Tibial osteomyelitis
Tibial osteomyelitis

And Jesus replied to them, “Go and report to John the things you have seen and heard… The lame walk.”  Luke 7:22

Osteomyelitis is a devastating condition that affects many in Ethiopia.  An infection sets in and literally destroys the bone.  Not long ago, we had a little girl come to us who suffered from osteomyelitis of the tibia.  Her x-ray is pictured to the right.

The tibia supports 85% of the weight in the leg.  In the x-ray, it is the large bone on the right.  (The other smaller bone in the leg is called the fibula, and cannot bear the child’s weight alone.)  You can see that even after the infection is cleared by antibiotics, there is a large section of bone that is literally just gone.  This child could not run, walk, play, or any of that.  She was “lame” in the truest sense of the word.

St.ep 1: Putting the device on
St.ep 1: Putting the device on

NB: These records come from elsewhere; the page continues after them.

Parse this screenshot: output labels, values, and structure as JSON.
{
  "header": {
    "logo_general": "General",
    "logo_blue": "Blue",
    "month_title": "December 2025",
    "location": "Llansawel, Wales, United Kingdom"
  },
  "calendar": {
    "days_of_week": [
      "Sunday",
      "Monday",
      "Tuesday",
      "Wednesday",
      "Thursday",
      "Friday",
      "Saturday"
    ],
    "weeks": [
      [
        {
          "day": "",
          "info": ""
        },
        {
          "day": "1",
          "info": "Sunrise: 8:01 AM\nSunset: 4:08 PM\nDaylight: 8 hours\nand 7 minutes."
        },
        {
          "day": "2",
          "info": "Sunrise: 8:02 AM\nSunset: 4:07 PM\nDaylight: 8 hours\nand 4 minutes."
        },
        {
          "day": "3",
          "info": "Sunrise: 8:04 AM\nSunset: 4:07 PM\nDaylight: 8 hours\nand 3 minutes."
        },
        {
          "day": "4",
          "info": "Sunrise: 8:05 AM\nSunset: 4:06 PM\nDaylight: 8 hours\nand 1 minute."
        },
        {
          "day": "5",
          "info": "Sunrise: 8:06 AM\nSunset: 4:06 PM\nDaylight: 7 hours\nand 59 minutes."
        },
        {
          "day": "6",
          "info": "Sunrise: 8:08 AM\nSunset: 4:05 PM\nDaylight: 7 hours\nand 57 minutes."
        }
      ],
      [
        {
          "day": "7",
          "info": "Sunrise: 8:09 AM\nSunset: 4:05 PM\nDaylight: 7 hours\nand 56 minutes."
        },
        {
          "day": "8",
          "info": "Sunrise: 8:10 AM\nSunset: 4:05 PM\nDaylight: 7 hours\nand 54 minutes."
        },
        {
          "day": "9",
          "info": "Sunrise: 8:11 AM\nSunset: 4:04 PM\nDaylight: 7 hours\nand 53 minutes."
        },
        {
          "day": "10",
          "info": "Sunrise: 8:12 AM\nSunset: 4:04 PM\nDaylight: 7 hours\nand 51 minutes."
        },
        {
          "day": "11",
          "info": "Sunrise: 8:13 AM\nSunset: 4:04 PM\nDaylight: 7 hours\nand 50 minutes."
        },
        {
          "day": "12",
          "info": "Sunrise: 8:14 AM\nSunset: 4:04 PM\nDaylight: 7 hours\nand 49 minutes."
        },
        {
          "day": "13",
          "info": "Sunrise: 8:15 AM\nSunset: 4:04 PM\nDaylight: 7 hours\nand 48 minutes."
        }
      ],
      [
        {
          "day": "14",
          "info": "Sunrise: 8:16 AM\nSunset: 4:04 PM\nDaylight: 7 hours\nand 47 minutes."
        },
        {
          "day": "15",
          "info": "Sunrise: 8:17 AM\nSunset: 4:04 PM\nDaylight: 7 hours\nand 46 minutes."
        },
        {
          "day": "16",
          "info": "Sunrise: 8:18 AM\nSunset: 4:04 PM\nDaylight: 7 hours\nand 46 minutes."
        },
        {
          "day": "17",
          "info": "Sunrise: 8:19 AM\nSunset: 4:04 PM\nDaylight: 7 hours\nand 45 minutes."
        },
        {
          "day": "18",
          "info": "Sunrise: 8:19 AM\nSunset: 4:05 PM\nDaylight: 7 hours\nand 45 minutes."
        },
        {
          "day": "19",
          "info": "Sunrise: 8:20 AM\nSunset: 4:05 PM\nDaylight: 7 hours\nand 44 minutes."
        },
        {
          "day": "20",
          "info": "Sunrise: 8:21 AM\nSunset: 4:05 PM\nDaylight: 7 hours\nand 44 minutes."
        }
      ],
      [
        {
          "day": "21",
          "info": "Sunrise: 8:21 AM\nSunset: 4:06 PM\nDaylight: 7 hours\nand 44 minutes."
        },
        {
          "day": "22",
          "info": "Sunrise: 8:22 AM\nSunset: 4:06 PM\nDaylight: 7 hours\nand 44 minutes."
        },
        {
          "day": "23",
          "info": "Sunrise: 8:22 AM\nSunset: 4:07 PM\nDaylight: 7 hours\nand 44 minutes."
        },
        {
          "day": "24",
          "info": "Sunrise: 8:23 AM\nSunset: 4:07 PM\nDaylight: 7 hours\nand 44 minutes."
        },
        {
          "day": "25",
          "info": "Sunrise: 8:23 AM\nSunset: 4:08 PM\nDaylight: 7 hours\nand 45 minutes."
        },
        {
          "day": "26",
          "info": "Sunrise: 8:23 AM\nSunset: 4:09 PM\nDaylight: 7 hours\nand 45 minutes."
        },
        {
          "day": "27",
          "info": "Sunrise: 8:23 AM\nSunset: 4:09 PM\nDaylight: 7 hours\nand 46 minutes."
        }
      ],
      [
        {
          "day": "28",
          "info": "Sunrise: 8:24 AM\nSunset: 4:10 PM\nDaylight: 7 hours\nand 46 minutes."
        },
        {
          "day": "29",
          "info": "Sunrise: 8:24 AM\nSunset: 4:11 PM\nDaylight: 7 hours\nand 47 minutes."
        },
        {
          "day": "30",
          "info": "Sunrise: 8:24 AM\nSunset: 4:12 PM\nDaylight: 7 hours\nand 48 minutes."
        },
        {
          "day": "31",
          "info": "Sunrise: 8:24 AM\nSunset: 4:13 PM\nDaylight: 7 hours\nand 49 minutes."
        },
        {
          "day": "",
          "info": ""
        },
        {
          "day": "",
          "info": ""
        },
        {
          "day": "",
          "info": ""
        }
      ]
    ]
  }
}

What can be done?  There is an amazing technology called bone transport that allows us to heal this condition.   In the photo on the left, you can see that we apply a device (made by Orthofix) to the leg.  There is an external component that is adjustable, and the internal components are the screws that you see.  A cut is made in the bone between the uppermost set and the middle set of screws (you can just see the cut in the picture).  Then little by little, the external part of the device is adjusted, distracting the two pieces of bone.

Think of the top bone piece in the picture as the dock and the middle piece as the boat.  As the device is adjusted, the “boat” leaves the “dock” and begins to migrate down.  The adjustment is slow – 4 times per day, 1/4 mm per adjustment – to minimize pain.  As the little boat of bone moves southward at a rate of 1mm per day, it leaves a trail of bone dust in its wake.  From this bone dust, the body generates new healthy bone.

bone transport 2
Bone boat heading south

The next picture shows the distracted bone pieces after many days of incremental adjustments.  The bone dust is barely visible as a trail between the two.  It is here where the new bone is growing.  As the “boat” nears the “dock” on the other side, the adjustment becomes harder and harder to make.  This is the sign that the little piece of bone has arrived at the other “dock”.  Then, a small piece of bone is taken from the hip and placed at this dock to stimulate the “boat” to fuse there.

The little girl spent some time in a cast while the new bone grew in and became strong enough to bear weight.  Now, she is healed and running around and playing on that leg.  Below, she is pictured with our orthopedic surgeon, Dr. Duane Anderson.    Dr. Anderson spends a long time with these patients and their families, as they are in the hospital for many weeks and months for this procedure.  He shares not just his orthopedic expertise, but also how they can have a personal relationship with Jesus Christ.  We are thrilled to see these patients walk again, but more than anything, we rejoice to see them put their faith and trust in Christ.

The patient with Dr. Anderson
The patient with Dr. Anderson




St. Luke’s Health Care Foundation
(630) 510-2222
St. Luke's Health Care Foundation PO Box 4465
Wheaton, IL 60189-4465